What you will do> For each line below, return an exact copy.

*** Opening Information provided ***

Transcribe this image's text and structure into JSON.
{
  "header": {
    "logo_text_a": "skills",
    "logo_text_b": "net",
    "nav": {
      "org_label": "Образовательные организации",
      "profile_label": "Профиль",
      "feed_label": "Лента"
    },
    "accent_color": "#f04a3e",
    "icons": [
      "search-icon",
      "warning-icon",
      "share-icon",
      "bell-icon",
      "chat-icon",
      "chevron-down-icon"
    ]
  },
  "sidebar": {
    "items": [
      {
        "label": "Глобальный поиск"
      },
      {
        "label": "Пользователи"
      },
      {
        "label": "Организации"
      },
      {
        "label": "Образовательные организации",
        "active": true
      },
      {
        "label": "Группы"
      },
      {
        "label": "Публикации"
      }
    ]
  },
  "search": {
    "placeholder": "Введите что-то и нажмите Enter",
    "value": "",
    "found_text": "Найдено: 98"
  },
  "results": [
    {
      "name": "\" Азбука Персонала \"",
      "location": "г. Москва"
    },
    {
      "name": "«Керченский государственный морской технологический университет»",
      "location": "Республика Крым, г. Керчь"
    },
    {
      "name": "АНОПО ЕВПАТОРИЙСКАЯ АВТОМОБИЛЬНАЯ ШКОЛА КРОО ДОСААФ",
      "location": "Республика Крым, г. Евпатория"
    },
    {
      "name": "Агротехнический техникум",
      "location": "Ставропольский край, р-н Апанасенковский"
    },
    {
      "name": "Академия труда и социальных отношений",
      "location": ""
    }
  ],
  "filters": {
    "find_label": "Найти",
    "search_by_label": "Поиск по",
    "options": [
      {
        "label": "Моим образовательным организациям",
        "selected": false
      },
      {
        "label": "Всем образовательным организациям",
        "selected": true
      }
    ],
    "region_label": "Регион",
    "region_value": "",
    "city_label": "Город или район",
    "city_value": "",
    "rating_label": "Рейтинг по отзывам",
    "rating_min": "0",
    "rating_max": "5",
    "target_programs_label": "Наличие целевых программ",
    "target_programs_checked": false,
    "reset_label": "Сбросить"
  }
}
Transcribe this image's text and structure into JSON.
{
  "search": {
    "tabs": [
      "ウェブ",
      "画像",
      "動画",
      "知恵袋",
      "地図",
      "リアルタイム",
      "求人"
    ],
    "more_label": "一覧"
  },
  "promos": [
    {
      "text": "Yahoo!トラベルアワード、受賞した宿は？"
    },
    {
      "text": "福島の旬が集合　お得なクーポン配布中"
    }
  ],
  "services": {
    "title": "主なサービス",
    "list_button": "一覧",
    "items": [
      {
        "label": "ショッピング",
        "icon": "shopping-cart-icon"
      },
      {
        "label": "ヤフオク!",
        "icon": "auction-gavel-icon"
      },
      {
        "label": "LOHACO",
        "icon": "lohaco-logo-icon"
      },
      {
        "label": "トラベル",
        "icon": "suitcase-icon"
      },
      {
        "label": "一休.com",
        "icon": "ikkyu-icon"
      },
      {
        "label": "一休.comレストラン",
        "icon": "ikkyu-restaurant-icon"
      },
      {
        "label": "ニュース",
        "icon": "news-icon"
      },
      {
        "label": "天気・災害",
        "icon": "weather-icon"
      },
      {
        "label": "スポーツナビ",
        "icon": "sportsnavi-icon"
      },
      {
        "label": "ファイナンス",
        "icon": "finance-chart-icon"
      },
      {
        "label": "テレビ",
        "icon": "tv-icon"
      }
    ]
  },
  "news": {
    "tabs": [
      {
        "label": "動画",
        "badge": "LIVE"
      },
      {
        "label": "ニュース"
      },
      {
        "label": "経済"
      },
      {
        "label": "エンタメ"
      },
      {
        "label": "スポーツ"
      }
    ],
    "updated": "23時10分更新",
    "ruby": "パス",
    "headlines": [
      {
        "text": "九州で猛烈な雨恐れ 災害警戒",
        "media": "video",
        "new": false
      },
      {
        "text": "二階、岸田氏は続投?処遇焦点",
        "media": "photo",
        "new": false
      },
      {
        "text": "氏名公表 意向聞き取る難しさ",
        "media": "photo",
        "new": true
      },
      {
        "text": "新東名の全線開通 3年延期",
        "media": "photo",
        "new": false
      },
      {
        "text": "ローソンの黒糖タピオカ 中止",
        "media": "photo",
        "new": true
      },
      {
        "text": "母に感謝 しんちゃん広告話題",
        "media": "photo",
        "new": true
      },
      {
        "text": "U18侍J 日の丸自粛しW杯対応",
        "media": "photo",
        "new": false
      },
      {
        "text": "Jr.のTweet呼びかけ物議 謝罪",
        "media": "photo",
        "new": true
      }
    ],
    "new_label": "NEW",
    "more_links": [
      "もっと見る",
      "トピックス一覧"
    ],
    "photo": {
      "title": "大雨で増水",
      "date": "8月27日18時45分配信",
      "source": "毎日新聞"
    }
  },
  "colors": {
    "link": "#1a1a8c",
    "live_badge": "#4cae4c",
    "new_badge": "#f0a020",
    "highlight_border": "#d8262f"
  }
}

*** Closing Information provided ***

Response to this task>
Transcribe this image's text and structure into JSON.
{
  "header": {
    "logo_text_a": "skills",
    "logo_text_b": "net",
    "nav": {
      "org_label": "Образовательные организации",
      "profile_label": "Профиль",
      "feed_label": "Лента"
    },
    "accent_color": "#f04a3e",
    "icons": [
      "search-icon",
      "warning-icon",
      "share-icon",
      "bell-icon",
      "chat-icon",
      "chevron-down-icon"
    ]
  },
  "sidebar": {
    "items": [
      {
        "label": "Глобальный поиск"
      },
      {
        "label": "Пользователи"
      },
      {
        "label": "Организации"
      },
      {
        "label": "Образовательные организации",
        "active": true
      },
      {
        "label": "Группы"
      },
      {
        "label": "Публикации"
      }
    ]
  },
  "search": {
    "placeholder": "Введите что-то и нажмите Enter",
    "value": "",
    "found_text": "Найдено: 98"
  },
  "results": [
    {
      "name": "\" Азбука Персонала \"",
      "location": "г. Москва"
    },
    {
      "name": "«Керченский государственный морской технологический университет»",
      "location": "Республика Крым, г. Керчь"
    },
    {
      "name": "АНОПО ЕВПАТОРИЙСКАЯ АВТОМОБИЛЬНАЯ ШКОЛА КРОО ДОСААФ",
      "location": "Республика Крым, г. Евпатория"
    },
    {
      "name": "Агротехнический техникум",
      "location": "Ставропольский край, р-н Апанасенковский"
    },
    {
      "name": "Академия труда и социальных отношений",
      "location": ""
    }
  ],
  "filters": {
    "find_label": "Найти",
    "search_by_label": "Поиск по",
    "options": [
      {
        "label": "Моим образовательным организациям",
        "selected": false
      },
      {
        "label": "Всем образовательным организациям",
        "selected": true
      }
    ],
    "region_label": "Регион",
    "region_value": "",
    "city_label": "Город или район",
    "city_value": "",
    "rating_label": "Рейтинг по отзывам",
    "rating_min": "0",
    "rating_max": "5",
    "target_programs_label": "Наличие целевых программ",
    "target_programs_checked": false,
    "reset_label": "Сбросить"
  }
}
Transcribe this image's text and structure into JSON.
{
  "search": {
    "tabs": [
      "ウェブ",
      "画像",
      "動画",
      "知恵袋",
      "地図",
      "リアルタイム",
      "求人"
    ],
    "more_label": "一覧"
  },
  "promos": [
    {
      "text": "Yahoo!トラベルアワード、受賞した宿は？"
    },
    {
      "text": "福島の旬が集合　お得なクーポン配布中"
    }
  ],
  "services": {
    "title": "主なサービス",
    "list_button": "一覧",
    "items": [
      {
        "label": "ショッピング",
        "icon": "shopping-cart-icon"
      },
      {
        "label": "ヤフオク!",
        "icon": "auction-gavel-icon"
      },
      {
        "label": "LOHACO",
        "icon": "lohaco-logo-icon"
      },
      {
        "label": "トラベル",
        "icon": "suitcase-icon"
      },
      {
        "label": "一休.com",
        "icon": "ikkyu-icon"
      },
      {
        "label": "一休.comレストラン",
        "icon": "ikkyu-restaurant-icon"
      },
      {
        "label": "ニュース",
        "icon": "news-icon"
      },
      {
        "label": "天気・災害",
        "icon": "weather-icon"
      },
      {
        "label": "スポーツナビ",
        "icon": "sportsnavi-icon"
      },
      {
        "label": "ファイナンス",
        "icon": "finance-chart-icon"
      },
      {
        "label": "テレビ",
        "icon": "tv-icon"
      }
    ]
  },
  "news": {
    "tabs": [
      {
        "label": "動画",
        "badge": "LIVE"
      },
      {
        "label": "ニュース"
      },
      {
        "label": "経済"
      },
      {
        "label": "エンタメ"
      },
      {
        "label": "スポーツ"
      }
    ],
    "updated": "23時10分更新",
    "ruby": "パス",
    "headlines": [
      {
        "text": "九州で猛烈な雨恐れ 災害警戒",
        "media": "video",
        "new": false
      },
      {
        "text": "二階、岸田氏は続投?処遇焦点",
        "media": "photo",
        "new": false
      },
      {
        "text": "氏名公表 意向聞き取る難しさ",
        "media": "photo",
        "new": true
      },
      {
        "text": "新東名の全線開通 3年延期",
        "media": "photo",
        "new": false
      },
      {
        "text": "ローソンの黒糖タピオカ 中止",
        "media": "photo",
        "new": true
      },
      {
        "text": "母に感謝 しんちゃん広告話題",
        "media": "photo",
        "new": true
      },
      {
        "text": "U18侍J 日の丸自粛しW杯対応",
        "media": "photo",
        "new": false
      },
      {
        "text": "Jr.のTweet呼びかけ物議 謝罪",
        "media": "photo",
        "new": true
      }
    ],
    "new_label": "NEW",
    "more_links": [
      "もっと見る",
      "トピックス一覧"
    ],
    "photo": {
      "title": "大雨で増水",
      "date": "8月27日18時45分配信",
      "source": "毎日新聞"
    }
  },
  "colors": {
    "link": "#1a1a8c",
    "live_badge": "#4cae4c",
    "new_badge": "#f0a020",
    "highlight_border": "#d8262f"
  }
}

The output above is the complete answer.